((

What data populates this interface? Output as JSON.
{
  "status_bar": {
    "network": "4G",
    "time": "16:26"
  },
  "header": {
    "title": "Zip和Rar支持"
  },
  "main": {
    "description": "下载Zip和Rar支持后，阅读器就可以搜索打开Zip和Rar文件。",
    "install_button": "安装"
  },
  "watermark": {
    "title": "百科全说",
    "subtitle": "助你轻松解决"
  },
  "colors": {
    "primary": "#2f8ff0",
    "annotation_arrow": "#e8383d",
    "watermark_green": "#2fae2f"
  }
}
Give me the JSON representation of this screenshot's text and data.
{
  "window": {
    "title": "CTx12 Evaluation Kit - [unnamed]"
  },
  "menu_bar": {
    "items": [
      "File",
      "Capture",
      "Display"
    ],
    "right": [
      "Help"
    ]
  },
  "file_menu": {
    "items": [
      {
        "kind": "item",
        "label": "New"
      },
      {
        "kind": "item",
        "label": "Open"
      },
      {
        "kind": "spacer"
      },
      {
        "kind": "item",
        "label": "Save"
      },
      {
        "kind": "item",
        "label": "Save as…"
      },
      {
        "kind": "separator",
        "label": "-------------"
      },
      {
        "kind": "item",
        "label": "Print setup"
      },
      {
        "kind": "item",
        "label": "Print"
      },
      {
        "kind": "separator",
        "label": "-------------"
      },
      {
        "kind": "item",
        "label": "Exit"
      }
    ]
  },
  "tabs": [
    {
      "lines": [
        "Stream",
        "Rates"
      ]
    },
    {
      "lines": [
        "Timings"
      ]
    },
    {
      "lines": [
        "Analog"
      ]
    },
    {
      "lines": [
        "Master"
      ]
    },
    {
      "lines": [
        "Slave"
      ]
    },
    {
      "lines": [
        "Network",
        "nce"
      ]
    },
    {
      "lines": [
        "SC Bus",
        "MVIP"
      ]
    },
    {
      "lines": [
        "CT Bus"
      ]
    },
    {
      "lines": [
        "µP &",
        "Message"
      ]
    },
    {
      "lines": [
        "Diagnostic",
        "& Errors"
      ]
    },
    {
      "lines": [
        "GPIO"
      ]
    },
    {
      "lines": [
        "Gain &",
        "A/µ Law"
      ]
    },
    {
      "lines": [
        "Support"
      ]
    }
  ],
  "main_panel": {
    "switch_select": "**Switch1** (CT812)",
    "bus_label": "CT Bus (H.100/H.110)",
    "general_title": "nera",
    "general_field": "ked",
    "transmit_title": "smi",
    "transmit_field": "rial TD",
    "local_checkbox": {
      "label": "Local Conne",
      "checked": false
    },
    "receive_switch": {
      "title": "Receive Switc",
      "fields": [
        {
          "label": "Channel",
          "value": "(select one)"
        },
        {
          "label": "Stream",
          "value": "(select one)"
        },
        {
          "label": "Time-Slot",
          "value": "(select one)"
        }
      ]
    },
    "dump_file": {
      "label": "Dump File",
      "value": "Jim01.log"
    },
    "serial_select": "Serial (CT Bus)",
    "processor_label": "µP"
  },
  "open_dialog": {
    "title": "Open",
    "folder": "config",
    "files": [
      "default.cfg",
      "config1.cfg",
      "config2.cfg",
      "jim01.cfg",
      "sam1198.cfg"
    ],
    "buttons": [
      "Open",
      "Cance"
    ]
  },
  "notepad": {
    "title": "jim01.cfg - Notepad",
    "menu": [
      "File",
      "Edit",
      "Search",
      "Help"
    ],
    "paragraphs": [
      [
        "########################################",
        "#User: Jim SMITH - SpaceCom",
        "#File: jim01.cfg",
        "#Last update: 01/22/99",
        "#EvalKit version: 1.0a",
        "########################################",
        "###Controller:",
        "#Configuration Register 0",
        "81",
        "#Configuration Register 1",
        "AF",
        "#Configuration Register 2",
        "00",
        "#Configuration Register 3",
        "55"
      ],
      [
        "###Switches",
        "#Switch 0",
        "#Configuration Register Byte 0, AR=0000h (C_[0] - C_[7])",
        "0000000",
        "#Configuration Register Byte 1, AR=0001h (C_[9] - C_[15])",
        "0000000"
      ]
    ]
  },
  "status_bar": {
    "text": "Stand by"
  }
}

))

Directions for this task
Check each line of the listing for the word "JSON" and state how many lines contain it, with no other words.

Output for this task
2